### WORK TASK
Go through the data and say how many lines include the string "this"; return only the figure.

### App and web page records
........

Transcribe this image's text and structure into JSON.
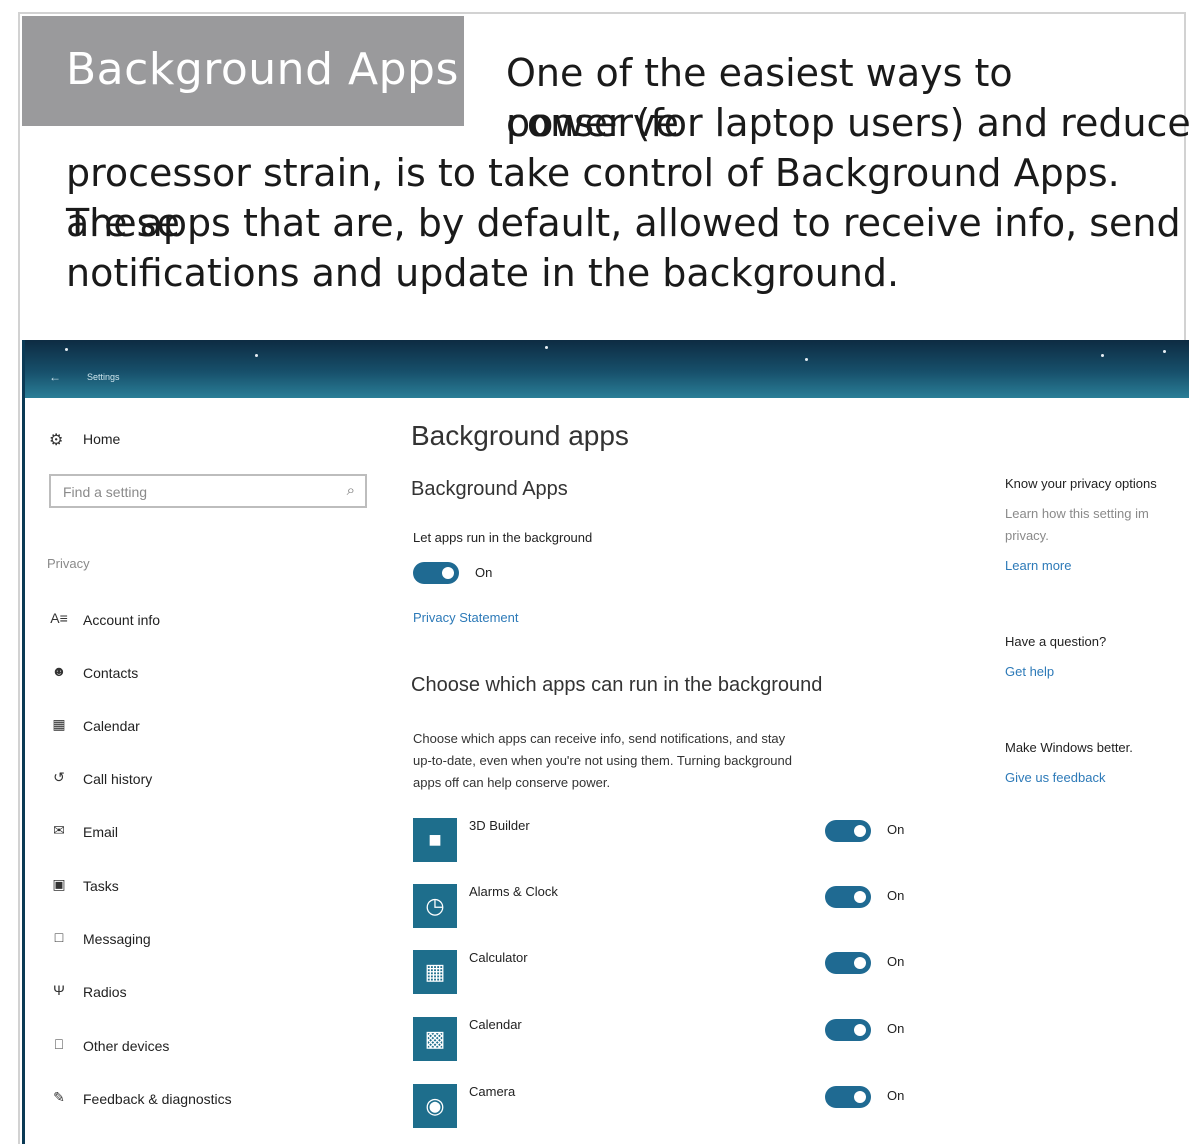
{
  "header": {
    "tag": "Background Apps",
    "intro_lines": [
      "One of the easiest ways to conserve",
      "power (for laptop users) and reduce",
      "processor strain, is to take control of Background Apps. These",
      "are apps that are, by default, allowed to receive info, send",
      "notifications and update in the background."
    ]
  },
  "window": {
    "back_icon": "back-arrow-icon",
    "title": "Settings"
  },
  "sidebar": {
    "home_label": "Home",
    "search_placeholder": "Find a setting",
    "section_label": "Privacy",
    "items": [
      {
        "label": "Account info",
        "icon": "account-info-icon"
      },
      {
        "label": "Contacts",
        "icon": "contacts-icon"
      },
      {
        "label": "Calendar",
        "icon": "calendar-icon"
      },
      {
        "label": "Call history",
        "icon": "call-history-icon"
      },
      {
        "label": "Email",
        "icon": "email-icon"
      },
      {
        "label": "Tasks",
        "icon": "tasks-icon"
      },
      {
        "label": "Messaging",
        "icon": "messaging-icon"
      },
      {
        "label": "Radios",
        "icon": "radios-icon"
      },
      {
        "label": "Other devices",
        "icon": "other-devices-icon"
      },
      {
        "label": "Feedback & diagnostics",
        "icon": "feedback-icon"
      }
    ]
  },
  "main": {
    "title": "Background apps",
    "subtitle": "Background Apps",
    "let_apps_label": "Let apps run in the background",
    "toggle_state": "On",
    "privacy_link": "Privacy Statement",
    "choose_heading": "Choose which apps can run in the background",
    "choose_desc_lines": [
      "Choose which apps can receive info, send notifications, and stay",
      "up-to-date, even when you're not using them. Turning background",
      "apps off can help conserve power."
    ],
    "apps": [
      {
        "name": "3D Builder",
        "state": "On",
        "icon": "3d-builder-icon"
      },
      {
        "name": "Alarms & Clock",
        "state": "On",
        "icon": "alarm-clock-icon"
      },
      {
        "name": "Calculator",
        "state": "On",
        "icon": "calculator-icon"
      },
      {
        "name": "Calendar",
        "state": "On",
        "icon": "calendar-app-icon"
      },
      {
        "name": "Camera",
        "state": "On",
        "icon": "camera-icon"
      }
    ]
  },
  "right_panel": {
    "privacy_options_heading": "Know your privacy options",
    "privacy_options_text_lines": [
      "Learn how this setting im",
      "privacy."
    ],
    "learn_more": "Learn more",
    "question_heading": "Have a question?",
    "get_help": "Get help",
    "better_heading": "Make Windows better.",
    "feedback_link": "Give us feedback"
  },
  "colors": {
    "tag_bg": "#9a9a9c",
    "accent": "#1f6a92",
    "link": "#2d7ab8",
    "titlebar": "#17506b"
  }
}
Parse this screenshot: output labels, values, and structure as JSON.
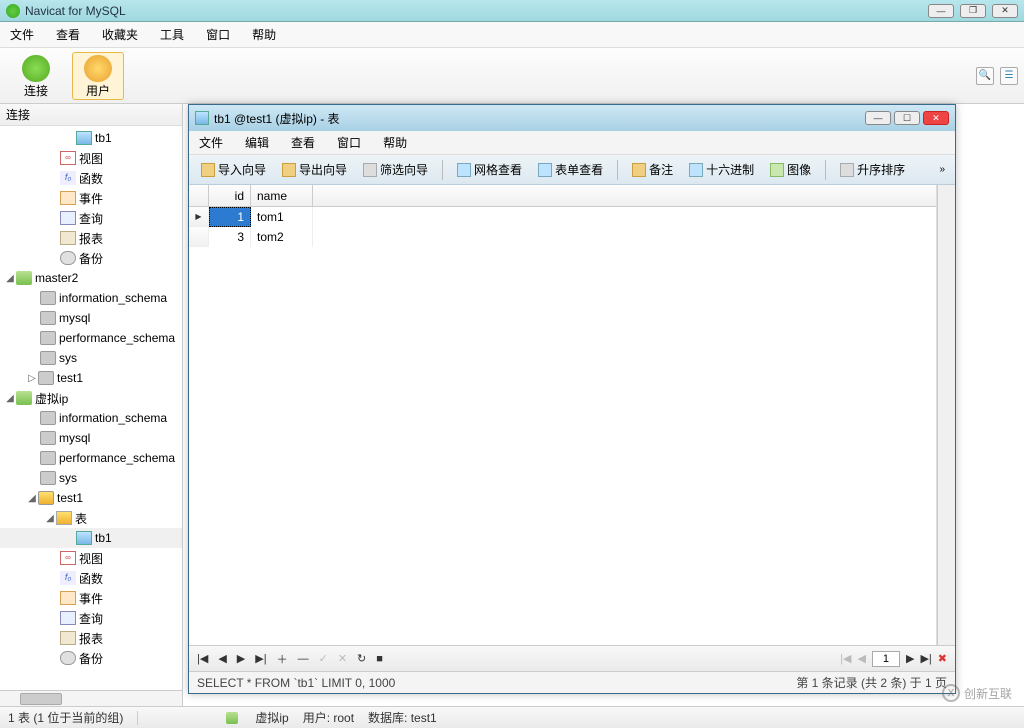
{
  "app": {
    "title": "Navicat for MySQL"
  },
  "menus": [
    "文件",
    "查看",
    "收藏夹",
    "工具",
    "窗口",
    "帮助"
  ],
  "toolbar": {
    "connect": "连接",
    "user": "用户"
  },
  "sidebar": {
    "header": "连接",
    "first_items": [
      {
        "icon": "ic-table",
        "label": "tb1",
        "indent": 76
      },
      {
        "icon": "ic-view",
        "glyph": "👓",
        "label": "视图",
        "indent": 60
      },
      {
        "icon": "ic-fn",
        "glyph": "f₀",
        "label": "函数",
        "indent": 60
      },
      {
        "icon": "ic-event",
        "label": "事件",
        "indent": 60
      },
      {
        "icon": "ic-query",
        "label": "查询",
        "indent": 60
      },
      {
        "icon": "ic-report",
        "label": "报表",
        "indent": 60
      },
      {
        "icon": "ic-backup",
        "label": "备份",
        "indent": 60
      }
    ],
    "server2": {
      "label": "master2",
      "children": [
        {
          "icon": "ic-db",
          "label": "information_schema"
        },
        {
          "icon": "ic-db",
          "label": "mysql"
        },
        {
          "icon": "ic-db",
          "label": "performance_schema"
        },
        {
          "icon": "ic-db",
          "label": "sys"
        },
        {
          "icon": "ic-db",
          "label": "test1",
          "arrow": "▷"
        }
      ]
    },
    "server3": {
      "label": "虚拟ip",
      "children": [
        {
          "icon": "ic-db",
          "label": "information_schema"
        },
        {
          "icon": "ic-db",
          "label": "mysql"
        },
        {
          "icon": "ic-db",
          "label": "performance_schema"
        },
        {
          "icon": "ic-db",
          "label": "sys"
        }
      ],
      "test1": {
        "label": "test1",
        "tables_label": "表",
        "table": "tb1",
        "subitems": [
          {
            "icon": "ic-view",
            "label": "视图"
          },
          {
            "icon": "ic-fn",
            "label": "函数"
          },
          {
            "icon": "ic-event",
            "label": "事件"
          },
          {
            "icon": "ic-query",
            "label": "查询"
          },
          {
            "icon": "ic-report",
            "label": "报表"
          },
          {
            "icon": "ic-backup",
            "label": "备份"
          }
        ]
      }
    }
  },
  "inner": {
    "title": "tb1 @test1 (虚拟ip) - 表",
    "menus": [
      "文件",
      "编辑",
      "查看",
      "窗口",
      "帮助"
    ],
    "toolbar": {
      "import": "导入向导",
      "export": "导出向导",
      "filter": "筛选向导",
      "gridview": "网格查看",
      "formview": "表单查看",
      "note": "备注",
      "hex": "十六进制",
      "image": "图像",
      "sortasc": "升序排序"
    },
    "grid": {
      "cols": {
        "id": "id",
        "name": "name"
      },
      "rows": [
        {
          "id": "1",
          "name": "tom1",
          "sel": true
        },
        {
          "id": "3",
          "name": "tom2",
          "sel": false
        }
      ]
    },
    "nav": {
      "page": "1"
    },
    "sql": "SELECT * FROM `tb1` LIMIT 0, 1000",
    "record_info": "第 1 条记录 (共 2 条) 于 1 页"
  },
  "status": {
    "left": "1 表 (1 位于当前的组)",
    "conn": "虚拟ip",
    "user_label": "用户: ",
    "user": "root",
    "db_label": "数据库: ",
    "db": "test1"
  },
  "watermark": "创新互联"
}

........

### EXERCISE RESPONSE
3